Developing measurable learning outcomes or objectives
Learning outcomes are core to the backwards design process. Even if you have never formally written them out, it's likely that learning outcomes (even unspoken ones) have informed the content of your lectures, your choice of assigned readings and classroom activities, and the standards by which you evaluate your students' work.
A learning outcome is a simple, concise statement that tells students what they should be able to do as a result of working through your course. Developing measurable learning outcomes can help instructors and programs determine if learners are achieving the goals we've set for them.
To get a sense of whether students possess the knowledge or skills we want them to have, we need to observe them doing something, such as correctly identifying something or performing some action. When writing learning outcomes, eliminate vague verbs like understand, know, learn, realize, and appreciate – these are open to many interpretations and are not specific. Replace these words with verbs that describe actions students will take to demonstrate their understanding.
Every learning objective should be:
- Taught in the course
- Assessed in the course
- Specific and measurable
Aspirations, which do not satisfy the criteria above, are valuable but distinct from learning objectives. Examples of aspirations include "Appreciate ethics" and "Become lifelong learners". Aspirations can be included in the course description and help the students to understand the instructor's broader goals for the course.
Steps for Writing an Objective
- Choose the desired level of knowledge or skill that you want your learner to demonstrate. Lower-order skills include retrieval (recognizing, recalling, executing) and comprehension (integrating and symbolizing) of information. Higher-order skills involve analysis (matching, classifying, analyzing errors, generalizing, and specifying) and knowledge utilization (decision-making, problem-solving, experimenting, and investigating). Select a verb from the list on this worksheet that matches the desired skill. Remember, the verb should indicate a specific, measurable, and observable behavior.
- Assemble your objective. The format of a learning objective is:
Condition and timescale are not always included. For example, the following are well-composed learning objectives:
- Analyze a given data set in Excel.
- Label the bones shown in an x-ray image.
- Describe post-treatment care to a patient during an office visit.
- Given four works of short fiction of contrasting genres, students will be able to match each work with its correct genre.
- Given a case description, students will be able to identify legal and ethical issues and suggest plans of action.
Create an objective for each concept students will be expected to master by the end of the course.
- Review your objectives to make sure each has an outcome. Double-check that you have not created a list of learning activity descriptions or agenda items (for example, "students will watch a video about XYZ"). Learning outcomes should describe what students should be able to know or do as a result of a learning experience.
When writing learning objectives, ask yourself these questions:
- Does the objective focus on student performance?
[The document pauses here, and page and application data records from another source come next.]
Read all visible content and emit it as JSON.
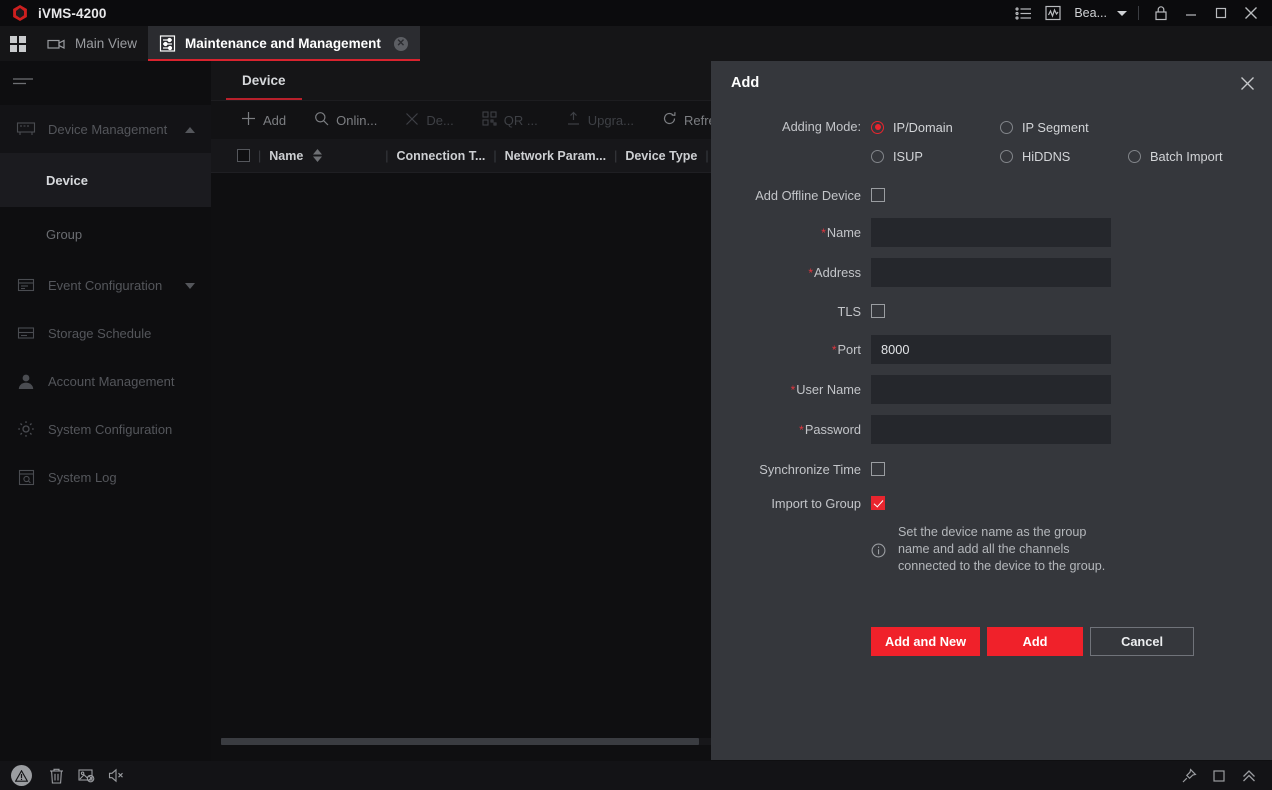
{
  "app": {
    "title": "iVMS-4200",
    "logo_color": "#cc1f1f",
    "accent_color": "#e8252e"
  },
  "titlebar": {
    "icons": [
      "list-icon",
      "activity-chart-icon"
    ],
    "user_label": "Bea...",
    "lock_label": "lock-icon",
    "minimize_label": "minimize-icon",
    "maximize_label": "maximize-icon",
    "close_label": "close-icon"
  },
  "tabs": [
    {
      "label": "Main View",
      "icon": "camera-icon",
      "active": false,
      "closable": false
    },
    {
      "label": "Maintenance and Management",
      "icon": "maintenance-icon",
      "active": true,
      "closable": true
    }
  ],
  "sidebar": {
    "items": [
      {
        "label": "Device Management",
        "icon": "device-icon",
        "expanded": true,
        "arrow": "chevron-up-icon"
      },
      {
        "label": "Device",
        "sub": true,
        "active": true
      },
      {
        "label": "Group",
        "sub": true,
        "active": false
      },
      {
        "label": "Event Configuration",
        "icon": "event-icon",
        "expanded": false,
        "arrow": "chevron-down-icon"
      },
      {
        "label": "Storage Schedule",
        "icon": "storage-icon"
      },
      {
        "label": "Account Management",
        "icon": "account-icon"
      },
      {
        "label": "System Configuration",
        "icon": "gear-icon"
      },
      {
        "label": "System Log",
        "icon": "log-icon"
      }
    ]
  },
  "content": {
    "tab_label": "Device",
    "toolbar": [
      {
        "label": "Add",
        "icon": "plus-icon",
        "enabled": true
      },
      {
        "label": "Onlin...",
        "icon": "search-icon",
        "enabled": true
      },
      {
        "label": "De...",
        "icon": "close-x-icon",
        "enabled": false
      },
      {
        "label": "QR ...",
        "icon": "qrcode-icon",
        "enabled": false
      },
      {
        "label": "Upgra...",
        "icon": "upload-icon",
        "enabled": false
      },
      {
        "label": "Refres",
        "icon": "refresh-icon",
        "enabled": true
      }
    ],
    "table_headers": [
      "Name",
      "Connection T...",
      "Network Param...",
      "Device Type"
    ]
  },
  "dialog": {
    "title": "Add",
    "close_icon": "close-icon",
    "adding_mode_label": "Adding Mode:",
    "adding_modes": [
      {
        "label": "IP/Domain",
        "selected": true
      },
      {
        "label": "IP Segment",
        "selected": false
      },
      {
        "label": "ISUP",
        "selected": false
      },
      {
        "label": "HiDDNS",
        "selected": false
      },
      {
        "label": "Batch Import",
        "selected": false
      }
    ],
    "fields": {
      "add_offline_device": {
        "label": "Add Offline Device",
        "checked": false
      },
      "name": {
        "label": "Name",
        "required": true,
        "value": "",
        "placeholder": ""
      },
      "address": {
        "label": "Address",
        "required": true,
        "value": "",
        "placeholder": ""
      },
      "tls": {
        "label": "TLS",
        "checked": false
      },
      "port": {
        "label": "Port",
        "required": true,
        "value": "8000",
        "placeholder": ""
      },
      "user_name": {
        "label": "User Name",
        "required": true,
        "value": "",
        "placeholder": ""
      },
      "password": {
        "label": "Password",
        "required": true,
        "value": "",
        "placeholder": ""
      },
      "synchronize_time": {
        "label": "Synchronize Time",
        "checked": false
      },
      "import_to_group": {
        "label": "Import to Group",
        "checked": true
      }
    },
    "note": "Set the device name as the group name and add all the channels connected to the device to the group.",
    "note_icon": "info-icon",
    "buttons": [
      {
        "label": "Add and New",
        "style": "primary"
      },
      {
        "label": "Add",
        "style": "primary"
      },
      {
        "label": "Cancel",
        "style": "ghost"
      }
    ]
  },
  "statusbar": {
    "left_icons": [
      "alert-warning-icon",
      "trash-icon",
      "picture-disabled-icon",
      "mute-icon"
    ],
    "right_icons": [
      "pin-icon",
      "square-icon",
      "chevron-double-up-icon"
    ]
  }
}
- Is this skill taught and assessed in your course?
- What criteria will I use to establish that the objective has been reached?
A typical class meeting often covers 1-3 learning objectives. It is helpful for students to identify those objectives before the class proceeds.
Watch out for these common mistakes:
- Listing desired mental states, indicated by the words know, understand, learn, appreciate, value, etc.
- Making a mental state sound like a learning objective by using "camouflage verbs" such as demonstrate and show. For example "Demonstrate an understanding of interviewing techniques."
- Listing the steps that are actually included in another learning objective, making them redundant. This is referred to as scaffolding. For example, these five learning objectives:
- Identify research priorities
- Use effective online search strategies
- Identify gaps in the research literature
- Formulate a good research question
- Produce a research proposal <-- This is the only learning objective required because the first four are required steps.
- Listing course activities rather than skills obtained in the course. For example:
- Attend a professional presentation
- Complete an online survey
- Observe a professional practitioner
- Work collaboratively